  • Increases NRF2 R
  • Increases pAKT R
  • Increases xCT R
  • Restores BDNF R
  • Decreases FasL R
  • Decreases IL-1b R
  • Decreases LC3 II R
  • Decreases MMP9 R
  • Decreases TNF-a R


  • Beta-lactam antibiotics (ampicillin, cefazolin, clavulanate and cefoperazone) upregulate both EAAT2 and pAKT levels in the NAc, PFC, and VA (preventing glutamate neurotoxicity and restoring glutamate to normal levels), while inhibiting hepatic ALDH2. R R R R R
  • CF also regulates glutamate and dopamine by binding to metallo-beta-lactamase domain containing 1 (MBLAC1). R
  • Sulbactam prevents decrease in EAAT2 expression after stroke and protects CA1 pyramidal cells from neural death after stroke. R
  • Beta-lactam antibiotics are eliminated in urine (via PAH in the kidneys) and bile (excreted in feces), has a half life of 6-9h, goes throughout the body including the brain (esp. when meninges are inflamed), and crosses blood-brain barrier very easily (except for penicillin). R R
  • CF increases system XC activity (XCT, rate-limited step in the synthesis of cysteine to produce glutathione (GSH)) – normalizing extraellular glutamate uptake and increasing expression of antiproter via increased NRF2 levels -> increasing intracellular GSH. R
  • By doing this it upregulates NF-kB (by degrading cytoplasmic inhibitor proteins normally bound to NF-kB, liberating NF-kB) and ARE-1. R R
  • β-Lactam antibiotics affect platelet activation through interaction with platelet surface receptors (and may be irreversible). R R
  • In parkinson’s models, CF balances glutamate and tyrosine hydroxylase (TH). R
  • In addiction models, CF acts on AMPA and kainate as well as NMDA. R R R

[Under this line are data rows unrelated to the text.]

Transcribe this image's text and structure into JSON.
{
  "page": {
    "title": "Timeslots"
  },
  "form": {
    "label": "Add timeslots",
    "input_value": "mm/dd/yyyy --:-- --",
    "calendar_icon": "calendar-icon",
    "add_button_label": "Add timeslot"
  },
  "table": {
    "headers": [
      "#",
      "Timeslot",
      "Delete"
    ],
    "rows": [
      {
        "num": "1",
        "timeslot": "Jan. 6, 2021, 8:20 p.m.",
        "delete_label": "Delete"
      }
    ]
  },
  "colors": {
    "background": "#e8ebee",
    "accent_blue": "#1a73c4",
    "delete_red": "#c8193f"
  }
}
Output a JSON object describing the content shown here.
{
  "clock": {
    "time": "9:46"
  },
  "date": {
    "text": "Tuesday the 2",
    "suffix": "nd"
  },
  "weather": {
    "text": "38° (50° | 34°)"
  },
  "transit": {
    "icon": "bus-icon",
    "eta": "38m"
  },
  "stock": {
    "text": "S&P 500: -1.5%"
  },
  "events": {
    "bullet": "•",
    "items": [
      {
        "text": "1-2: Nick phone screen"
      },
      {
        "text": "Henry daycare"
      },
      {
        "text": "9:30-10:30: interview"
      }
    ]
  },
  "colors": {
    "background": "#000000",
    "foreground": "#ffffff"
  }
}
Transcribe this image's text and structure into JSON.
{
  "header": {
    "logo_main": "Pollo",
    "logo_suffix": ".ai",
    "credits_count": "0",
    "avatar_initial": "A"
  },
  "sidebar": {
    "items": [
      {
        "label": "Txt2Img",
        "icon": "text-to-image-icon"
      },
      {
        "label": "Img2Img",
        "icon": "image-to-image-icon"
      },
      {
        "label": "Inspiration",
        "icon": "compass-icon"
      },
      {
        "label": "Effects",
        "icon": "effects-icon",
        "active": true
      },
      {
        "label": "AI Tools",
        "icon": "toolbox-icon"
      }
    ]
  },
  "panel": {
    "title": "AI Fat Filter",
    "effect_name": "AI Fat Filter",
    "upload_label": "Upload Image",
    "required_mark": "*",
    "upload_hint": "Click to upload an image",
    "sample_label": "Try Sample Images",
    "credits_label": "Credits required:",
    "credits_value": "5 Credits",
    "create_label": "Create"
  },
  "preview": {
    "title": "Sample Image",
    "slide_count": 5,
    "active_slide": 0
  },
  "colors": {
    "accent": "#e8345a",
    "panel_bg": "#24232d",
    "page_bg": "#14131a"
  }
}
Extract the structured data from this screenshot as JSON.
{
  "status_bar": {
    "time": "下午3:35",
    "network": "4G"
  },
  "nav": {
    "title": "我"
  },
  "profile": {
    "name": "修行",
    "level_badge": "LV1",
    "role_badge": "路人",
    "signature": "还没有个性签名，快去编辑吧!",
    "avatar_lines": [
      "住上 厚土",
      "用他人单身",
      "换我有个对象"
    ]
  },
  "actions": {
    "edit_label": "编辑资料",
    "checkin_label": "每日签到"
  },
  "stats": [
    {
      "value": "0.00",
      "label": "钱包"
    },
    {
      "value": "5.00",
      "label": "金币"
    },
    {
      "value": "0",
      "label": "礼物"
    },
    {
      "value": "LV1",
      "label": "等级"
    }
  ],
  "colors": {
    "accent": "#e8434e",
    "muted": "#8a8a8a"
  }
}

More Research

  • CF can reduce serotonin-induced scratching behavior. R